- _THE TASK_
Character for character, write out the data below.

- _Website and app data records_
━━━━

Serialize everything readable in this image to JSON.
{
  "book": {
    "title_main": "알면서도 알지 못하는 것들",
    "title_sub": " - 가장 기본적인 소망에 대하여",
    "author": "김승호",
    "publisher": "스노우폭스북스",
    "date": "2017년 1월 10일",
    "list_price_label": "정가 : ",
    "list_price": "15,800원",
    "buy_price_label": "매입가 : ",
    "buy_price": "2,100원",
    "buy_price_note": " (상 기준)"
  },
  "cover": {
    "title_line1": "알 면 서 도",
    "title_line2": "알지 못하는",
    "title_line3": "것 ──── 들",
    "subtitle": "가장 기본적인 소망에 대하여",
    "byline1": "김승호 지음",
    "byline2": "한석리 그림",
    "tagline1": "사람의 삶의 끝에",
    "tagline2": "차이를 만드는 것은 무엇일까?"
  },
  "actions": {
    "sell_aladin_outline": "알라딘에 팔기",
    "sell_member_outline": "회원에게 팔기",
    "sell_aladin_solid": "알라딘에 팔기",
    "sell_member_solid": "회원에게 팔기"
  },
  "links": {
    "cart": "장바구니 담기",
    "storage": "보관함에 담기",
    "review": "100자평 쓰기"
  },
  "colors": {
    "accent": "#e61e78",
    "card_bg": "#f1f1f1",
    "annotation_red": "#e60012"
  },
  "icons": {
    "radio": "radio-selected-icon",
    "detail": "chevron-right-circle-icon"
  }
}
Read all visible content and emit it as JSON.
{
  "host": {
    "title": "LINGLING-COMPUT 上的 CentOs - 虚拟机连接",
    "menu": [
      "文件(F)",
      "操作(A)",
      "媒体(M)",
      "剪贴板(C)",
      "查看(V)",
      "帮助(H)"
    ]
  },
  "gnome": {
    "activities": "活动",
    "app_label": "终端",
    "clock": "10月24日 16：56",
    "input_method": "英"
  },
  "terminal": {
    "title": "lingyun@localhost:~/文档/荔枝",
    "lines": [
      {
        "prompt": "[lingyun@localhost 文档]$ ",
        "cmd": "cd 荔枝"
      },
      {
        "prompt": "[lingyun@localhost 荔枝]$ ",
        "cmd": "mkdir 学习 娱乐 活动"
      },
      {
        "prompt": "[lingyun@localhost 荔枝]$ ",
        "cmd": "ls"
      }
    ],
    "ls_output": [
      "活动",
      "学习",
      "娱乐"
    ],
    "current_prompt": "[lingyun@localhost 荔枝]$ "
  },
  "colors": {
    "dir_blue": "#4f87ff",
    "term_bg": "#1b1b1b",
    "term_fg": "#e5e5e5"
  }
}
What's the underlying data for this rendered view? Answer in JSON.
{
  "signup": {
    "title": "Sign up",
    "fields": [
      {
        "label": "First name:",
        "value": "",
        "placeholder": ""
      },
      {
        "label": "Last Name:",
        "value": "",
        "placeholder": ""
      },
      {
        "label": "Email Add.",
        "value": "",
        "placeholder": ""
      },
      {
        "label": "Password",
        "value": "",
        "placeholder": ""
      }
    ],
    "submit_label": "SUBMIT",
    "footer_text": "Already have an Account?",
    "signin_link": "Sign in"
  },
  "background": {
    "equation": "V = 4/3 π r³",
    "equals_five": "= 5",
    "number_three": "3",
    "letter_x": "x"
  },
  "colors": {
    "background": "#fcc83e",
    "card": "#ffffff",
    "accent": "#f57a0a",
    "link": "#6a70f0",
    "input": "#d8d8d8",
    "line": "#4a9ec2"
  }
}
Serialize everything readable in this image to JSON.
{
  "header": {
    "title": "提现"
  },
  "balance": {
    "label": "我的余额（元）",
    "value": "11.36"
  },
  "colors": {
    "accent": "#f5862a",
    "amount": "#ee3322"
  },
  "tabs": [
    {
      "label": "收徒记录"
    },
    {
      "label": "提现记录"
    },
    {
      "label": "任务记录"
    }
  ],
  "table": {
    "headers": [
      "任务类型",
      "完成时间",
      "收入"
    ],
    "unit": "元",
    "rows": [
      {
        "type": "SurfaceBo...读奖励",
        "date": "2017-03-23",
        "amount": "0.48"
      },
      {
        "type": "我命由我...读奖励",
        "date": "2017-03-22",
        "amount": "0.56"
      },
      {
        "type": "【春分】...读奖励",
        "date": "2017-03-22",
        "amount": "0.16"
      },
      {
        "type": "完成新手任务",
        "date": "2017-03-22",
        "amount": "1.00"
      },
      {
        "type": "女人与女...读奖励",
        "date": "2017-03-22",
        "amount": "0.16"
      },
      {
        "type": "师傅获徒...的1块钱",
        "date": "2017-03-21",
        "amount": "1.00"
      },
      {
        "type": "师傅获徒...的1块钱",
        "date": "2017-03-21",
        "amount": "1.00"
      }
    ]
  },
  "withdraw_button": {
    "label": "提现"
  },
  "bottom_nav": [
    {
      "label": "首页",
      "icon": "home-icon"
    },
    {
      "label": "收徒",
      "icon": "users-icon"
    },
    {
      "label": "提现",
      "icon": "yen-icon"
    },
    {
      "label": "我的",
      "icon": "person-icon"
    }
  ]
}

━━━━

- _SOLUTION TO THIS EXERCISE_
Serialize everything readable in this image to JSON.
{
  "book": {
    "title_main": "알면서도 알지 못하는 것들",
    "title_sub": " - 가장 기본적인 소망에 대하여",
    "author": "김승호",
    "publisher": "스노우폭스북스",
    "date": "2017년 1월 10일",
    "list_price_label": "정가 : ",
    "list_price": "15,800원",
    "buy_price_label": "매입가 : ",
    "buy_price": "2,100원",
    "buy_price_note": " (상 기준)"
  },
  "cover": {
    "title_line1": "알 면 서 도",
    "title_line2": "알지 못하는",
    "title_line3": "것 ──── 들",
    "subtitle": "가장 기본적인 소망에 대하여",
    "byline1": "김승호 지음",
    "byline2": "한석리 그림",
    "tagline1": "사람의 삶의 끝에",
    "tagline2": "차이를 만드는 것은 무엇일까?"
  },
  "actions": {
    "sell_aladin_outline": "알라딘에 팔기",
    "sell_member_outline": "회원에게 팔기",
    "sell_aladin_solid": "알라딘에 팔기",
    "sell_member_solid": "회원에게 팔기"
  },
  "links": {
    "cart": "장바구니 담기",
    "storage": "보관함에 담기",
    "review": "100자평 쓰기"
  },
  "colors": {
    "accent": "#e61e78",
    "card_bg": "#f1f1f1",
    "annotation_red": "#e60012"
  },
  "icons": {
    "radio": "radio-selected-icon",
    "detail": "chevron-right-circle-icon"
  }
}
Read all visible content and emit it as JSON.
{
  "host": {
    "title": "LINGLING-COMPUT 上的 CentOs - 虚拟机连接",
    "menu": [
      "文件(F)",
      "操作(A)",
      "媒体(M)",
      "剪贴板(C)",
      "查看(V)",
      "帮助(H)"
    ]
  },
  "gnome": {
    "activities": "活动",
    "app_label": "终端",
    "clock": "10月24日 16：56",
    "input_method": "英"
  },
  "terminal": {
    "title": "lingyun@localhost:~/文档/荔枝",
    "lines": [
      {
        "prompt": "[lingyun@localhost 文档]$ ",
        "cmd": "cd 荔枝"
      },
      {
        "prompt": "[lingyun@localhost 荔枝]$ ",
        "cmd": "mkdir 学习 娱乐 活动"
      },
      {
        "prompt": "[lingyun@localhost 荔枝]$ ",
        "cmd": "ls"
      }
    ],
    "ls_output": [
      "活动",
      "学习",
      "娱乐"
    ],
    "current_prompt": "[lingyun@localhost 荔枝]$ "
  },
  "colors": {
    "dir_blue": "#4f87ff",
    "term_bg": "#1b1b1b",
    "term_fg": "#e5e5e5"
  }
}
What's the underlying data for this rendered view? Answer in JSON.
{
  "signup": {
    "title": "Sign up",
    "fields": [
      {
        "label": "First name:",
        "value": "",
        "placeholder": ""
      },
      {
        "label": "Last Name:",
        "value": "",
        "placeholder": ""
      },
      {
        "label": "Email Add.",
        "value": "",
        "placeholder": ""
      },
      {
        "label": "Password",
        "value": "",
        "placeholder": ""
      }
    ],
    "submit_label": "SUBMIT",
    "footer_text": "Already have an Account?",
    "signin_link": "Sign in"
  },
  "background": {
    "equation": "V = 4/3 π r³",
    "equals_five": "= 5",
    "number_three": "3",
    "letter_x": "x"
  },
  "colors": {
    "background": "#fcc83e",
    "card": "#ffffff",
    "accent": "#f57a0a",
    "link": "#6a70f0",
    "input": "#d8d8d8",
    "line": "#4a9ec2"
  }
}
Serialize everything readable in this image to JSON.
{
  "header": {
    "title": "提现"
  },
  "balance": {
    "label": "我的余额（元）",
    "value": "11.36"
  },
  "colors": {
    "accent": "#f5862a",
    "amount": "#ee3322"
  },
  "tabs": [
    {
      "label": "收徒记录"
    },
    {
      "label": "提现记录"
    },
    {
      "label": "任务记录"
    }
  ],
  "table": {
    "headers": [
      "任务类型",
      "完成时间",
      "收入"
    ],
    "unit": "元",
    "rows": [
      {
        "type": "SurfaceBo...读奖励",
        "date": "2017-03-23",
        "amount": "0.48"
      },
      {
        "type": "我命由我...读奖励",
        "date": "2017-03-22",
        "amount": "0.56"
      },
      {
        "type": "【春分】...读奖励",
        "date": "2017-03-22",
        "amount": "0.16"
      },
      {
        "type": "完成新手任务",
        "date": "2017-03-22",
        "amount": "1.00"
      },
      {
        "type": "女人与女...读奖励",
        "date": "2017-03-22",
        "amount": "0.16"
      },
      {
        "type": "师傅获徒...的1块钱",
        "date": "2017-03-21",
        "amount": "1.00"
      },
      {
        "type": "师傅获徒...的1块钱",
        "date": "2017-03-21",
        "amount": "1.00"
      }
    ]
  },
  "withdraw_button": {
    "label": "提现"
  },
  "bottom_nav": [
    {
      "label": "首页",
      "icon": "home-icon"
    },
    {
      "label": "收徒",
      "icon": "users-icon"
    },
    {
      "label": "提现",
      "icon": "yen-icon"
    },
    {
      "label": "我的",
      "icon": "person-icon"
    }
  ]
}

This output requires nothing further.